▸ GIVEN DATA
┌──

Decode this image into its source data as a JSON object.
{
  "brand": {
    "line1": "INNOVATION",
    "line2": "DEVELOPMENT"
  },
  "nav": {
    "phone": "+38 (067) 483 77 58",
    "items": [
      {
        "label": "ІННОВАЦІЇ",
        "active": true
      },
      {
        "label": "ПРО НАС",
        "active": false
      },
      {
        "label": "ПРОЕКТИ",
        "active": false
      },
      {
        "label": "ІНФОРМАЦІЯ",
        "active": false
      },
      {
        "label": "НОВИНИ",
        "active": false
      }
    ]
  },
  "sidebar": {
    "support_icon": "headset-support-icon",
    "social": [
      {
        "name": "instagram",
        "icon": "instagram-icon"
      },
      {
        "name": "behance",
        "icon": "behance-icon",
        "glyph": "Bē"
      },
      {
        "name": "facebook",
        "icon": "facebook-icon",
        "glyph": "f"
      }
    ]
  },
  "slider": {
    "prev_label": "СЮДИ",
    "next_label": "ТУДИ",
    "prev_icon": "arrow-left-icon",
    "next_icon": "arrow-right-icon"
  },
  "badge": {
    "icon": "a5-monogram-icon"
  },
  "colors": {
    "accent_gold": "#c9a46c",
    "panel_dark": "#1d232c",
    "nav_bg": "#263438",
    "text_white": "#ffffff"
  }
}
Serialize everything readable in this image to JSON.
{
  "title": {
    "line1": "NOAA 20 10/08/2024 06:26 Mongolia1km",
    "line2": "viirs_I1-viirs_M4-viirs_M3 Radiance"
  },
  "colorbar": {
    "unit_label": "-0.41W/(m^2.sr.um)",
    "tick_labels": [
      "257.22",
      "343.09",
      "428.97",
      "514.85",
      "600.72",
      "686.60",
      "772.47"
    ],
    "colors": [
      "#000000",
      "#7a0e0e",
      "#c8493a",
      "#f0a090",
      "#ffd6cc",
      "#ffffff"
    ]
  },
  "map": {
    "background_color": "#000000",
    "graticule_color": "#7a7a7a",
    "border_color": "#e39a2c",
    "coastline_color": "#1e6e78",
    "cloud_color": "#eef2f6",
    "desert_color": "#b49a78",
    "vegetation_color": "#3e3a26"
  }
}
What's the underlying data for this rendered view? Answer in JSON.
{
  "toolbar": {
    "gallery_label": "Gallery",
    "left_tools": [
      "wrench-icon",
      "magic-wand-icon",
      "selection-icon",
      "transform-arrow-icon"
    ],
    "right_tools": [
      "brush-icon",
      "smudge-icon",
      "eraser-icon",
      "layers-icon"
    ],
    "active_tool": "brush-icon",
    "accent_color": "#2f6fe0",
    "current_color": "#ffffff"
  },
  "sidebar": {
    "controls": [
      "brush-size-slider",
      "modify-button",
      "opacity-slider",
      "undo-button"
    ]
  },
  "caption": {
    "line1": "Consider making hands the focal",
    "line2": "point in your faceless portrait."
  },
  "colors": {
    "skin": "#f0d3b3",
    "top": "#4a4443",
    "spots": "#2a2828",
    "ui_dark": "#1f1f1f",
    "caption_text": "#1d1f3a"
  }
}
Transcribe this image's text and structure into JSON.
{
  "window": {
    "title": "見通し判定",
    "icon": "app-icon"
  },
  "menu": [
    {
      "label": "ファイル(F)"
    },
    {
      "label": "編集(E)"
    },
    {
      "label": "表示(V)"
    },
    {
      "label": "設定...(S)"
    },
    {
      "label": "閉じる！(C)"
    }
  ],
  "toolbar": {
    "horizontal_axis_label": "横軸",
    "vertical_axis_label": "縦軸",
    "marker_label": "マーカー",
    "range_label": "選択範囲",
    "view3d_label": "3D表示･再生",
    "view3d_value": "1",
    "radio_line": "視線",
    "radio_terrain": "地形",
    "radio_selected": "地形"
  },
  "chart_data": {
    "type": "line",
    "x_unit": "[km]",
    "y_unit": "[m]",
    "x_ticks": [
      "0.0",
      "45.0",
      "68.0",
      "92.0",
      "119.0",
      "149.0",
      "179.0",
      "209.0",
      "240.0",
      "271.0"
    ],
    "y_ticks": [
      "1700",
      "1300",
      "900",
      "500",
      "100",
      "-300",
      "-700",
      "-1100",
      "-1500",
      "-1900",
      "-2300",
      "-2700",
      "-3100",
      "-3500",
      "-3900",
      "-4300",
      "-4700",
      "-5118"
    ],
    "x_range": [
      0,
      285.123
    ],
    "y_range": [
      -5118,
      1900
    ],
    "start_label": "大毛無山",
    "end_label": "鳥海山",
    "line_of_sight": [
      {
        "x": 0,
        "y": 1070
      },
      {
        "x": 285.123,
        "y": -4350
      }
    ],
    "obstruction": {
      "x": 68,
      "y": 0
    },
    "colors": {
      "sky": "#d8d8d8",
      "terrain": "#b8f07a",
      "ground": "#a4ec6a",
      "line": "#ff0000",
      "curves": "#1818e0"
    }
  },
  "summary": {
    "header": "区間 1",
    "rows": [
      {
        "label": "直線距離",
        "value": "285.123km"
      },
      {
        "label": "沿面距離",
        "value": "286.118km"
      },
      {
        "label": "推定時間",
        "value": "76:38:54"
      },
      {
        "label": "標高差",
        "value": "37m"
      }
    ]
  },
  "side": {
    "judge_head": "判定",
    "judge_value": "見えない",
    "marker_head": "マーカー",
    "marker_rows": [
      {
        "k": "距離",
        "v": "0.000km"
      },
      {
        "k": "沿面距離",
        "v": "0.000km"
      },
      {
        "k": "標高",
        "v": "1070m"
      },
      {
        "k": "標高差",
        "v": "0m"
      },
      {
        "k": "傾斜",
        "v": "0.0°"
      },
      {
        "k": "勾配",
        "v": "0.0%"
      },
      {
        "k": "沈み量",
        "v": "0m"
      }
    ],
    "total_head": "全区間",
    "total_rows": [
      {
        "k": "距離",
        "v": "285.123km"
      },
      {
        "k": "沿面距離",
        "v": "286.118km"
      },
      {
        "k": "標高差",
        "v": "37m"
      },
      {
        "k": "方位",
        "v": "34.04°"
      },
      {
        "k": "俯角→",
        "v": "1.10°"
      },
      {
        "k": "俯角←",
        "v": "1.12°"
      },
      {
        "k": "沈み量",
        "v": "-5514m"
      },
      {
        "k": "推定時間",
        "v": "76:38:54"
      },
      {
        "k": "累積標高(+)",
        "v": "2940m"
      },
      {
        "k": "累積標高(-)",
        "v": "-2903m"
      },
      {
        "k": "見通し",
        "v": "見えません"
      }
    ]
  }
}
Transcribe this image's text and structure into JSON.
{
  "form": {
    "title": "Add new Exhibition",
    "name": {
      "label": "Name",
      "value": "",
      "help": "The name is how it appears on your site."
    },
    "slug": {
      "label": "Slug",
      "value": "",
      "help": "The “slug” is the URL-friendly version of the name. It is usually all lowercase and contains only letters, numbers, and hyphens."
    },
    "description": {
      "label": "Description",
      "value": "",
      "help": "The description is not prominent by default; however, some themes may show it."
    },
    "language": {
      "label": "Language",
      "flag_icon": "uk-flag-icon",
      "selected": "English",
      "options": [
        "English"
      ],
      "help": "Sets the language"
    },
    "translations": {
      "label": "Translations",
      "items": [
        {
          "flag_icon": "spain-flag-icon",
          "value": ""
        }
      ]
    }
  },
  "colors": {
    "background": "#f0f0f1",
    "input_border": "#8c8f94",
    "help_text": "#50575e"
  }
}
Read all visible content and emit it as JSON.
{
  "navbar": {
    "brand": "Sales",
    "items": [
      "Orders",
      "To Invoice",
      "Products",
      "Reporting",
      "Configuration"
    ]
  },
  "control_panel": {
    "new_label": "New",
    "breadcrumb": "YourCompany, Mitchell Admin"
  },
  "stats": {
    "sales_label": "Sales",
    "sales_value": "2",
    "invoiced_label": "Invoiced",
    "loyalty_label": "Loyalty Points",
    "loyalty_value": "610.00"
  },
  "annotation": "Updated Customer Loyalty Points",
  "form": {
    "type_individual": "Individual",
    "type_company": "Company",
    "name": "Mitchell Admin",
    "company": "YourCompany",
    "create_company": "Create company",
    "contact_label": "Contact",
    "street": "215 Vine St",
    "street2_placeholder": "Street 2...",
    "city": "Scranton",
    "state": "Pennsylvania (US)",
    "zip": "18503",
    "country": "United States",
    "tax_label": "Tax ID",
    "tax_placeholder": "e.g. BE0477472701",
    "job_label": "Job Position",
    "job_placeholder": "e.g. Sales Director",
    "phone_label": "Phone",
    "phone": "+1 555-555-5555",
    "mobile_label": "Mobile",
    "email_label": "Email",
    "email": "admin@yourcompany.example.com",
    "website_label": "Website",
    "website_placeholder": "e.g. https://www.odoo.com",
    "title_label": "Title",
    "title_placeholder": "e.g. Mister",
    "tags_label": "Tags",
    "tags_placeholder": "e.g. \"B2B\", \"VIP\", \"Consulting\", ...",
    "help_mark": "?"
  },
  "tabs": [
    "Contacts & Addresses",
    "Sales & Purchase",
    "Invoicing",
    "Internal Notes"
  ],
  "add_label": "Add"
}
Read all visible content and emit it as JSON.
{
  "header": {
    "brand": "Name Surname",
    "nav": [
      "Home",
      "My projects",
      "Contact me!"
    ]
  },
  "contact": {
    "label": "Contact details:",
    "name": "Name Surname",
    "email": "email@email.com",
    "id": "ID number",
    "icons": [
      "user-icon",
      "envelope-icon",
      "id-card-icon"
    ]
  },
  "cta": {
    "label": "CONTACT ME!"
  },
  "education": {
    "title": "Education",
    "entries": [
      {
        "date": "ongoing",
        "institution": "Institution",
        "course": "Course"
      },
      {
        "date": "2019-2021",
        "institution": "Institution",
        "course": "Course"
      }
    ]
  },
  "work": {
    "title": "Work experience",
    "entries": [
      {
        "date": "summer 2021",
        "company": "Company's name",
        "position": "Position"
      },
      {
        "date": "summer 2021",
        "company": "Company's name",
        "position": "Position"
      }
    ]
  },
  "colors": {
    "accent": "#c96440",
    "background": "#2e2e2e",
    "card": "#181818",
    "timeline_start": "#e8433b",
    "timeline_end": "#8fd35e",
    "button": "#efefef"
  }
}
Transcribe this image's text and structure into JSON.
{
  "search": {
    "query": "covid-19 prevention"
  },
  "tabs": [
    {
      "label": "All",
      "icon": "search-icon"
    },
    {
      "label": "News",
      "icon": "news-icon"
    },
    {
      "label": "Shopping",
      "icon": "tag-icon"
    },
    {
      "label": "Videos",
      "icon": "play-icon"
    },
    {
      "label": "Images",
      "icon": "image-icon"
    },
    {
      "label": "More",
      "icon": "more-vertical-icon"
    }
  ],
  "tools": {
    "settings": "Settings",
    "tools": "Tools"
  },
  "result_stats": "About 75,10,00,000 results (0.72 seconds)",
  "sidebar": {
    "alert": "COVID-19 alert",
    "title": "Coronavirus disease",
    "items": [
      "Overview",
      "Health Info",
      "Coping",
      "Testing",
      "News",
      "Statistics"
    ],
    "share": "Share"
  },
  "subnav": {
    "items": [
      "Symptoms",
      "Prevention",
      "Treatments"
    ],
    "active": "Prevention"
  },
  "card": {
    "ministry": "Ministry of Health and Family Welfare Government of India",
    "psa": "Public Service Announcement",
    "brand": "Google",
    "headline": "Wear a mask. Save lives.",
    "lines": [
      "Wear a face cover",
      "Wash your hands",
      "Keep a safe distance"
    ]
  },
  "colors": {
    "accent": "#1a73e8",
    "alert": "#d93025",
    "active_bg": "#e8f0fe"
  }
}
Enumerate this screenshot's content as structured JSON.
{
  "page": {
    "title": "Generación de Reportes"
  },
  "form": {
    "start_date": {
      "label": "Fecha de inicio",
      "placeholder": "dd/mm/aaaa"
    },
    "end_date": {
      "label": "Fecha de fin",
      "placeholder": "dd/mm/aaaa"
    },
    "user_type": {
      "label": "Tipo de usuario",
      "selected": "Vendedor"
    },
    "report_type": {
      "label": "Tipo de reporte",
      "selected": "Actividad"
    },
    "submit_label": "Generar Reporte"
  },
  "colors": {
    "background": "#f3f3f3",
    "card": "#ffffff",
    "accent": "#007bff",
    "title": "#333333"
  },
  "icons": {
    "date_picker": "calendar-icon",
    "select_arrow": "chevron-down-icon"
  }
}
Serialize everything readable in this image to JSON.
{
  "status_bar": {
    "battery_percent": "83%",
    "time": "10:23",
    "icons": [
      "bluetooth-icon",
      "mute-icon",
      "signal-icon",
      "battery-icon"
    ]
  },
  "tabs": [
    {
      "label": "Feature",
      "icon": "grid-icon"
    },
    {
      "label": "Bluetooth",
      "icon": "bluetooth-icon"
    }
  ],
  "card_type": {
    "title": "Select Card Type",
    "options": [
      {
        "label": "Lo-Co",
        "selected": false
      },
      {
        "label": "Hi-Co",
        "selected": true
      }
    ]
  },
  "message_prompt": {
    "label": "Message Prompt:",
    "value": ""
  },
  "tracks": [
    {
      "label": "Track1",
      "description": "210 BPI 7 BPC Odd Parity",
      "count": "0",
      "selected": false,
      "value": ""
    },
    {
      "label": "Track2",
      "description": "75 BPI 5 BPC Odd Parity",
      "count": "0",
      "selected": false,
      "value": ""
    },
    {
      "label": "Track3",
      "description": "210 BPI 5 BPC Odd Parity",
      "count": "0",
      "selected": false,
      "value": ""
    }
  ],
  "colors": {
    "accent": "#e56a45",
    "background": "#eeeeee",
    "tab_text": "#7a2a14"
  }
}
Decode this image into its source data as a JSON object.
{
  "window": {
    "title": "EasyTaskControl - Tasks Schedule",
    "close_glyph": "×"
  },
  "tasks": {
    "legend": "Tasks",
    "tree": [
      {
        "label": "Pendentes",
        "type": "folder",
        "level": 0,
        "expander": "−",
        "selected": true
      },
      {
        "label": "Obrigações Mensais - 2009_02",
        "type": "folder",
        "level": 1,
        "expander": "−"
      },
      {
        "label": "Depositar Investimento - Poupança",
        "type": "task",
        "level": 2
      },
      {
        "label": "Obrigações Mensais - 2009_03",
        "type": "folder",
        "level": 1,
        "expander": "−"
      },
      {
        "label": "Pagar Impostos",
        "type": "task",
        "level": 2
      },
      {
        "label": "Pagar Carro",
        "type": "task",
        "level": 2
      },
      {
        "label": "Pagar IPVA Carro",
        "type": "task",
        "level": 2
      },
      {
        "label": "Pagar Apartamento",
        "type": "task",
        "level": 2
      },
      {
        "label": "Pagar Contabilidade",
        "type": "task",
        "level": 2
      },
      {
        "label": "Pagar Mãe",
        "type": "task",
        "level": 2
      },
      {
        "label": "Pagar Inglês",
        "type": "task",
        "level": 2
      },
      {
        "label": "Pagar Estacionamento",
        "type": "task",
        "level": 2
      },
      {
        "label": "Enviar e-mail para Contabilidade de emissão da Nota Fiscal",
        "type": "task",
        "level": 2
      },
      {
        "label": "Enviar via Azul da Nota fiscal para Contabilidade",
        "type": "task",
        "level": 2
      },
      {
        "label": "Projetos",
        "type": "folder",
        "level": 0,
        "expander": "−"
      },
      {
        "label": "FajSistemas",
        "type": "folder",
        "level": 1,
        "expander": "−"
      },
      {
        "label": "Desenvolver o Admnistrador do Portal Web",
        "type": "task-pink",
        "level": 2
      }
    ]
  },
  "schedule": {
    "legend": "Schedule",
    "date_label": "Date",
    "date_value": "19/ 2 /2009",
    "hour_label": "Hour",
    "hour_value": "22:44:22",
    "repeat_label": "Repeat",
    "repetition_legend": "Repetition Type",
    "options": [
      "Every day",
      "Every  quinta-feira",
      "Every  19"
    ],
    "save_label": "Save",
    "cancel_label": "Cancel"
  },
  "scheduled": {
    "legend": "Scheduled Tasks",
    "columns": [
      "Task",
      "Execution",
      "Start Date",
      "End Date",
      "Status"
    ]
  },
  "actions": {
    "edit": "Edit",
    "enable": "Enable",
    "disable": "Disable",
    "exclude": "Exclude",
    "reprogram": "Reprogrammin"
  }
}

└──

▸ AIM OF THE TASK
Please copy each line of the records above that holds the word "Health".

▸ ANSWER TO THIS PROBLEM
      "Health Info",
    "ministry": "Ministry of Health and Family Welfare Government of India",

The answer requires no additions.